(Entries taken from a collection)
== Segment start ==
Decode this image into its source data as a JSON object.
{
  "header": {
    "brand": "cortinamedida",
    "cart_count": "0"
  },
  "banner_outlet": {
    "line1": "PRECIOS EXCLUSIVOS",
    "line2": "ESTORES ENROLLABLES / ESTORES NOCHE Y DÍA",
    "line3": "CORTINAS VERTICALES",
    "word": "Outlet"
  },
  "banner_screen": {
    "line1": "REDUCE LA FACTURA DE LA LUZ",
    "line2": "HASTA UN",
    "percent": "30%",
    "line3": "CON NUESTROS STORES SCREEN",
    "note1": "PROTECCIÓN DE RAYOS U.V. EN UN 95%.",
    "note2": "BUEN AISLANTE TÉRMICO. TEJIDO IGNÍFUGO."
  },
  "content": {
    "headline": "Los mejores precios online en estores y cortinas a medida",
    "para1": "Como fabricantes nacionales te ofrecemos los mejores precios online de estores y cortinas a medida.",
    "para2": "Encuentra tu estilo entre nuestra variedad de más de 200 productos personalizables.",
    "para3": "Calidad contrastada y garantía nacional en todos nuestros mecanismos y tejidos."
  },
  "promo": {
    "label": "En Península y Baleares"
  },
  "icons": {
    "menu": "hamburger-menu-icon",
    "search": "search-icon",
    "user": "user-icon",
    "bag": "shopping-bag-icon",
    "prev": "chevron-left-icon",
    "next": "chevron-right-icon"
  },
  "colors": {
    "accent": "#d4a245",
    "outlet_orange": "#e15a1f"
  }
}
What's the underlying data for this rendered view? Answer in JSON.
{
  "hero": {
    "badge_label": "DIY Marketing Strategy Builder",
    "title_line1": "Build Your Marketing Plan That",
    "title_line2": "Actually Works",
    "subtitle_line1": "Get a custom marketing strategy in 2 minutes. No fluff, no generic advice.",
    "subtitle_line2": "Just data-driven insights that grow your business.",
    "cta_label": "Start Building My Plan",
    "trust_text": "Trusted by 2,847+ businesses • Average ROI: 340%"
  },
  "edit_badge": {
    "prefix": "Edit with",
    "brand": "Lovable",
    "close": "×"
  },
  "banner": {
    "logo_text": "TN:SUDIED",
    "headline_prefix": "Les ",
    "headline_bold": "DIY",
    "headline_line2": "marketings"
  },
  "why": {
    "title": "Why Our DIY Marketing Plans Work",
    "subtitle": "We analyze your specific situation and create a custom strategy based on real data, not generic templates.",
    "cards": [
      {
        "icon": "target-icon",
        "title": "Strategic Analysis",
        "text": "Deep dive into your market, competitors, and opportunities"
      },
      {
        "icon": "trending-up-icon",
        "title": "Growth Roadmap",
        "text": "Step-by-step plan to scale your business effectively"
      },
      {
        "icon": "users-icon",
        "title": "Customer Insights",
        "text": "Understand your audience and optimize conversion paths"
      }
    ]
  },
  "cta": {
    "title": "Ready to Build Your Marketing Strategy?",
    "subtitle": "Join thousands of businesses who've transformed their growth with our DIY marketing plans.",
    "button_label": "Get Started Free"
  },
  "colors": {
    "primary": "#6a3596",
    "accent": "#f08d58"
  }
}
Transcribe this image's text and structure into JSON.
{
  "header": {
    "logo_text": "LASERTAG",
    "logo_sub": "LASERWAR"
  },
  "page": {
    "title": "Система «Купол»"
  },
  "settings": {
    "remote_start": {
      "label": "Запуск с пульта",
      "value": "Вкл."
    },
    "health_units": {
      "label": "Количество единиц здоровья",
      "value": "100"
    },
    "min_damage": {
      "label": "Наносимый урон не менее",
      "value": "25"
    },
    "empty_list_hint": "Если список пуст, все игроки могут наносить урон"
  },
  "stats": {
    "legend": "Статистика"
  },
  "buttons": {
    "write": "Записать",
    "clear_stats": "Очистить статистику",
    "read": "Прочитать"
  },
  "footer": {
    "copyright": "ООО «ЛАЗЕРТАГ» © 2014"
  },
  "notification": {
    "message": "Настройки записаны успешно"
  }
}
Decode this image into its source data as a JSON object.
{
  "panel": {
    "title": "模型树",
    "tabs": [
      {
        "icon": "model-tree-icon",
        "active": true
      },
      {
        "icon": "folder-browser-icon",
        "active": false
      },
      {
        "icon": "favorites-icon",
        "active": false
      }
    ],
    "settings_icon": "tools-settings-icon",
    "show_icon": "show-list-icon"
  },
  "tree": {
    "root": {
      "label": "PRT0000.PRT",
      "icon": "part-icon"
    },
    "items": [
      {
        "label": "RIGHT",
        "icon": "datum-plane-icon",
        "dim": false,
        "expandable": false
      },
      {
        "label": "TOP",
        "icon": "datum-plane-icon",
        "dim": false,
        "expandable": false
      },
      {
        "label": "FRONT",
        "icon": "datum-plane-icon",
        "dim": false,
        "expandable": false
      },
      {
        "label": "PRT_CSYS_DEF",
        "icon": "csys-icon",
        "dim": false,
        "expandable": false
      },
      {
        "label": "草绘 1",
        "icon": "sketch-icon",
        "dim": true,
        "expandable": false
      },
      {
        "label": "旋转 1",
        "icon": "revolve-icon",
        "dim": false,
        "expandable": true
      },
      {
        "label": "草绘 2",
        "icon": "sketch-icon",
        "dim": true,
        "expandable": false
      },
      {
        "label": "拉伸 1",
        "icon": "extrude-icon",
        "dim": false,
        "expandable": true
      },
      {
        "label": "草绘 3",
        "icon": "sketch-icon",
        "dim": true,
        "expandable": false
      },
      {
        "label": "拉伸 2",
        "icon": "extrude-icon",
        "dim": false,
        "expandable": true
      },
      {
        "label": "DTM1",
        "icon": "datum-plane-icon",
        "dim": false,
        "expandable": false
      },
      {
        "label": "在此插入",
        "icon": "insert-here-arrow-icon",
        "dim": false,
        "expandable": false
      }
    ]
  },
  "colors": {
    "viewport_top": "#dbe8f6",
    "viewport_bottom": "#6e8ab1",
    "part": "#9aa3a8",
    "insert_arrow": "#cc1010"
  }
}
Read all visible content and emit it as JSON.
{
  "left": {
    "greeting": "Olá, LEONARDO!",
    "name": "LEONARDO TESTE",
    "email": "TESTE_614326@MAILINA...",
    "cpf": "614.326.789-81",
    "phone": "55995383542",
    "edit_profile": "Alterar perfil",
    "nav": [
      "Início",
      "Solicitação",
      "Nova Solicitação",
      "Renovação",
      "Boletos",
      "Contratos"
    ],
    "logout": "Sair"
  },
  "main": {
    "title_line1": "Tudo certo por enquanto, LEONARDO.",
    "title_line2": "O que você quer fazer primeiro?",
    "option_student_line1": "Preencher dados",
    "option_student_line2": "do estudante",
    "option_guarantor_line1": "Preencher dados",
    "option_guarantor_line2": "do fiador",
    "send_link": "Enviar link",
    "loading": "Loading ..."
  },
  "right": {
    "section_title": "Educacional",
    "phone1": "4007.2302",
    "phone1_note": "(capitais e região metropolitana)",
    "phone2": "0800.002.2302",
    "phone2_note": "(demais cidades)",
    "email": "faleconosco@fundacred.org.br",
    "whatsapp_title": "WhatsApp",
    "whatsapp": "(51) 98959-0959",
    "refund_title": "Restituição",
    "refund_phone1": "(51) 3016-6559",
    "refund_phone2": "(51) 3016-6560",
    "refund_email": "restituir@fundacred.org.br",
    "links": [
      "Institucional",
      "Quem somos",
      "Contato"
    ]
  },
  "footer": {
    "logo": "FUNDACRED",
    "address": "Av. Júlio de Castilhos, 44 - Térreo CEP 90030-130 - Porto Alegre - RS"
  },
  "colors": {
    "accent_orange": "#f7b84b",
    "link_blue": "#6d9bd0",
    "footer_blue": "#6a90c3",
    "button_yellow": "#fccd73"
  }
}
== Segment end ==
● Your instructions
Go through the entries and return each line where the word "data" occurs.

● Task response
Decode this image into its source data as a JSON object.
What's the underlying data for this rendered view? Answer in JSON.
    "subtitle_line2": "Just data-driven insights that grow your business.",
    "subtitle": "We analyze your specific situation and create a custom strategy based on real data, not generic templates.",
Decode this image into its source data as a JSON object.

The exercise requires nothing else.